Every line of the listing should be retyped exactly, but none of the pictures should be.

+++

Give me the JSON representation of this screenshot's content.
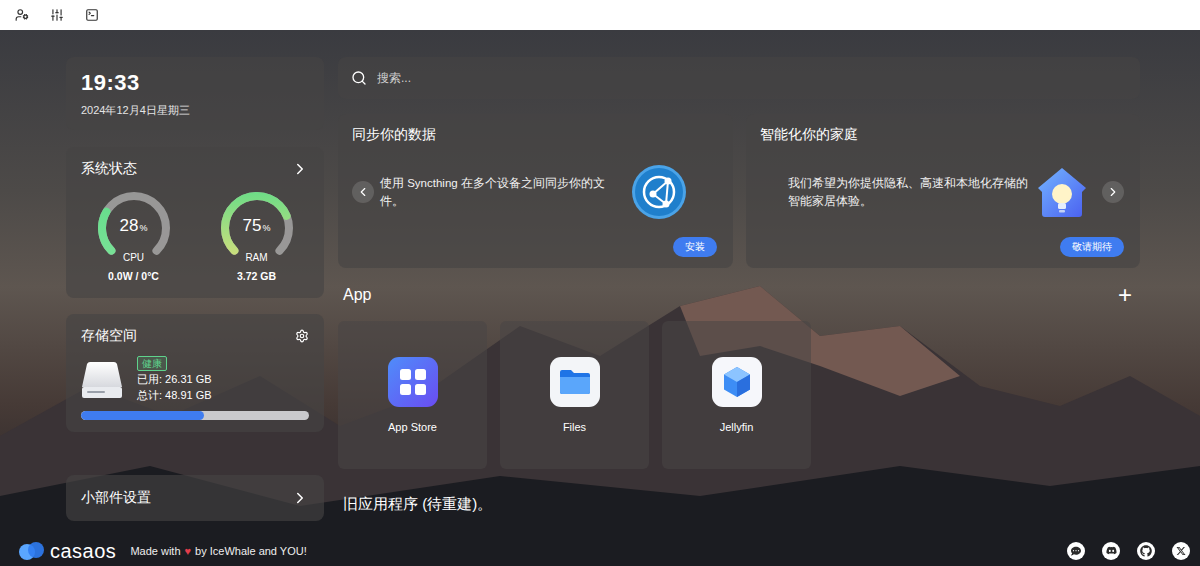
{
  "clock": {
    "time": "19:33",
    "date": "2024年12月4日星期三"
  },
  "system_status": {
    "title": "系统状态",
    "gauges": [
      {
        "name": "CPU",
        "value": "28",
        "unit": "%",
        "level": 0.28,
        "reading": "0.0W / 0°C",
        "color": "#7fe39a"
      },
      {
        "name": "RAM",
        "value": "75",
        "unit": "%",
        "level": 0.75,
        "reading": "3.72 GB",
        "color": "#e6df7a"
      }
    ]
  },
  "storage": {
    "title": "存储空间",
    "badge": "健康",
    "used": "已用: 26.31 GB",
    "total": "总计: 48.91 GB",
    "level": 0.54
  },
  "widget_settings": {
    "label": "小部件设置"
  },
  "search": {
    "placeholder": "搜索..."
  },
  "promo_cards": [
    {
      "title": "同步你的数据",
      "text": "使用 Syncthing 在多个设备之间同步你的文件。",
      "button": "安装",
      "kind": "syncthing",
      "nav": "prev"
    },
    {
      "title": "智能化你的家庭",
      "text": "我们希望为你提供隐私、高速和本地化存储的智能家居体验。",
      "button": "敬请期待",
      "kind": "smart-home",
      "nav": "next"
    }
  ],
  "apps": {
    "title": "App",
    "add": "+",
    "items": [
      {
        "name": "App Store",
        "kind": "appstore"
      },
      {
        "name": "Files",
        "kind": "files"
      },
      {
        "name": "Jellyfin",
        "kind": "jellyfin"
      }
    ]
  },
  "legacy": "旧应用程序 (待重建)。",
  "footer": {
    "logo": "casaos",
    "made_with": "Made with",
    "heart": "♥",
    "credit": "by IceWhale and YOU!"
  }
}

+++

▸ **Your response**:
Give me the JSON representation of this screenshot's content.
{
  "clock": {
    "time": "19:33",
    "date": "2024年12月4日星期三"
  },
  "system_status": {
    "title": "系统状态",
    "gauges": [
      {
        "name": "CPU",
        "value": "28",
        "unit": "%",
        "level": 0.28,
        "reading": "0.0W / 0°C",
        "color": "#7fe39a"
      },
      {
        "name": "RAM",
        "value": "75",
        "unit": "%",
        "level": 0.75,
        "reading": "3.72 GB",
        "color": "#e6df7a"
      }
    ]
  },
  "storage": {
    "title": "存储空间",
    "badge": "健康",
    "used": "已用: 26.31 GB",
    "total": "总计: 48.91 GB",
    "level": 0.54
  },
  "widget_settings": {
    "label": "小部件设置"
  },
  "search": {
    "placeholder": "搜索..."
  },
  "promo_cards": [
    {
      "title": "同步你的数据",
      "text": "使用 Syncthing 在多个设备之间同步你的文件。",
      "button": "安装",
      "kind": "syncthing",
      "nav": "prev"
    },
    {
      "title": "智能化你的家庭",
      "text": "我们希望为你提供隐私、高速和本地化存储的智能家居体验。",
      "button": "敬请期待",
      "kind": "smart-home",
      "nav": "next"
    }
  ],
  "apps": {
    "title": "App",
    "add": "+",
    "items": [
      {
        "name": "App Store",
        "kind": "appstore"
      },
      {
        "name": "Files",
        "kind": "files"
      },
      {
        "name": "Jellyfin",
        "kind": "jellyfin"
      }
    ]
  },
  "legacy": "旧应用程序 (待重建)。",
  "footer": {
    "logo": "casaos",
    "made_with": "Made with",
    "heart": "♥",
    "credit": "by IceWhale and YOU!"
  }
}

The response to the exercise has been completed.